- REQUIREMENT -
The reply should hold every line of the data, unchanged and complete.
Segment Start: SUPPLIED DATA
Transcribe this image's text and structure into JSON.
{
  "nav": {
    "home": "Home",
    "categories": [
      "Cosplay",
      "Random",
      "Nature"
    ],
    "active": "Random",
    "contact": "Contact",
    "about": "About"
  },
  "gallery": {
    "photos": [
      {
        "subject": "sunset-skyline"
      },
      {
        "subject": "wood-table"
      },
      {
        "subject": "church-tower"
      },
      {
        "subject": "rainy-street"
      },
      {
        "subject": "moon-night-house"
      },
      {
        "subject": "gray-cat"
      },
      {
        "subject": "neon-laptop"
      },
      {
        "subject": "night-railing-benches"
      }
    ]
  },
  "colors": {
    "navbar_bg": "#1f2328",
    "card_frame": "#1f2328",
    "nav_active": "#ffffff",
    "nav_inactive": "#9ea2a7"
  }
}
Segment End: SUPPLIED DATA
- WRITTEN ANSWER -
Transcribe this image's text and structure into JSON.
{
  "nav": {
    "home": "Home",
    "categories": [
      "Cosplay",
      "Random",
      "Nature"
    ],
    "active": "Random",
    "contact": "Contact",
    "about": "About"
  },
  "gallery": {
    "photos": [
      {
        "subject": "sunset-skyline"
      },
      {
        "subject": "wood-table"
      },
      {
        "subject": "church-tower"
      },
      {
        "subject": "rainy-street"
      },
      {
        "subject": "moon-night-house"
      },
      {
        "subject": "gray-cat"
      },
      {
        "subject": "neon-laptop"
      },
      {
        "subject": "night-railing-benches"
      }
    ]
  },
  "colors": {
    "navbar_bg": "#1f2328",
    "card_frame": "#1f2328",
    "nav_active": "#ffffff",
    "nav_inactive": "#9ea2a7"
  }
}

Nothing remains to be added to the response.